▶

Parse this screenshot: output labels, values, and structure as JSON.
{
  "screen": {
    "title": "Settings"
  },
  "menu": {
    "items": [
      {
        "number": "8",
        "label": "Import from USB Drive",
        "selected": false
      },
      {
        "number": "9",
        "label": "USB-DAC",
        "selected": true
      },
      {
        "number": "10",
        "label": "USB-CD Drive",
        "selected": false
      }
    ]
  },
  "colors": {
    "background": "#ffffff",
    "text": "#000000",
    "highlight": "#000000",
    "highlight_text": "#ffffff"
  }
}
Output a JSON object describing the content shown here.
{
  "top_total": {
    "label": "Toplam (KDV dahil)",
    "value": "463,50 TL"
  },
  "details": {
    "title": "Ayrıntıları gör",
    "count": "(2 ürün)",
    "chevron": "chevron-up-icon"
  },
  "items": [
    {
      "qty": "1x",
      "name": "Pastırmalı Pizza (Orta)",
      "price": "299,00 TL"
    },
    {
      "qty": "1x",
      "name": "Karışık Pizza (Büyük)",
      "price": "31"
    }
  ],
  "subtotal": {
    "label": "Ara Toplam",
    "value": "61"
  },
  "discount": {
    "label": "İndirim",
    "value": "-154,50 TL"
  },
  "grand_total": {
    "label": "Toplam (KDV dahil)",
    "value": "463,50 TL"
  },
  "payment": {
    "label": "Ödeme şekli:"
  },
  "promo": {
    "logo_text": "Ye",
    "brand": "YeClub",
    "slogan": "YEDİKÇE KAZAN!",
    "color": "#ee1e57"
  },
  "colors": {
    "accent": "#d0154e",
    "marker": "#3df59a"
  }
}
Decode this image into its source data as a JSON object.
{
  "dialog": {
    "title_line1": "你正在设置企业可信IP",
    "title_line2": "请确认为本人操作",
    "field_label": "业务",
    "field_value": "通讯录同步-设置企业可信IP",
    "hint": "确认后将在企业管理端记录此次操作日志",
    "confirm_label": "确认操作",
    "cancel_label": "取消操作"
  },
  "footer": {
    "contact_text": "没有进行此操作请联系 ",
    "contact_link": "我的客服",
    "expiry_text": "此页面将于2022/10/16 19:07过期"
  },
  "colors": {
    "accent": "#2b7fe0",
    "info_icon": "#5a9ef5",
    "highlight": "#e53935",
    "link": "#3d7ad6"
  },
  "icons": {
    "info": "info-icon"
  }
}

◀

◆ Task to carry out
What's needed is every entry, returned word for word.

◆ Solution to this problem
Parse this screenshot: output labels, values, and structure as JSON.
{
  "screen": {
    "title": "Settings"
  },
  "menu": {
    "items": [
      {
        "number": "8",
        "label": "Import from USB Drive",
        "selected": false
      },
      {
        "number": "9",
        "label": "USB-DAC",
        "selected": true
      },
      {
        "number": "10",
        "label": "USB-CD Drive",
        "selected": false
      }
    ]
  },
  "colors": {
    "background": "#ffffff",
    "text": "#000000",
    "highlight": "#000000",
    "highlight_text": "#ffffff"
  }
}
Output a JSON object describing the content shown here.
{
  "top_total": {
    "label": "Toplam (KDV dahil)",
    "value": "463,50 TL"
  },
  "details": {
    "title": "Ayrıntıları gör",
    "count": "(2 ürün)",
    "chevron": "chevron-up-icon"
  },
  "items": [
    {
      "qty": "1x",
      "name": "Pastırmalı Pizza (Orta)",
      "price": "299,00 TL"
    },
    {
      "qty": "1x",
      "name": "Karışık Pizza (Büyük)",
      "price": "31"
    }
  ],
  "subtotal": {
    "label": "Ara Toplam",
    "value": "61"
  },
  "discount": {
    "label": "İndirim",
    "value": "-154,50 TL"
  },
  "grand_total": {
    "label": "Toplam (KDV dahil)",
    "value": "463,50 TL"
  },
  "payment": {
    "label": "Ödeme şekli:"
  },
  "promo": {
    "logo_text": "Ye",
    "brand": "YeClub",
    "slogan": "YEDİKÇE KAZAN!",
    "color": "#ee1e57"
  },
  "colors": {
    "accent": "#d0154e",
    "marker": "#3df59a"
  }
}
Decode this image into its source data as a JSON object.
{
  "dialog": {
    "title_line1": "你正在设置企业可信IP",
    "title_line2": "请确认为本人操作",
    "field_label": "业务",
    "field_value": "通讯录同步-设置企业可信IP",
    "hint": "确认后将在企业管理端记录此次操作日志",
    "confirm_label": "确认操作",
    "cancel_label": "取消操作"
  },
  "footer": {
    "contact_text": "没有进行此操作请联系 ",
    "contact_link": "我的客服",
    "expiry_text": "此页面将于2022/10/16 19:07过期"
  },
  "colors": {
    "accent": "#2b7fe0",
    "info_icon": "#5a9ef5",
    "highlight": "#e53935",
    "link": "#3d7ad6"
  },
  "icons": {
    "info": "info-icon"
  }
}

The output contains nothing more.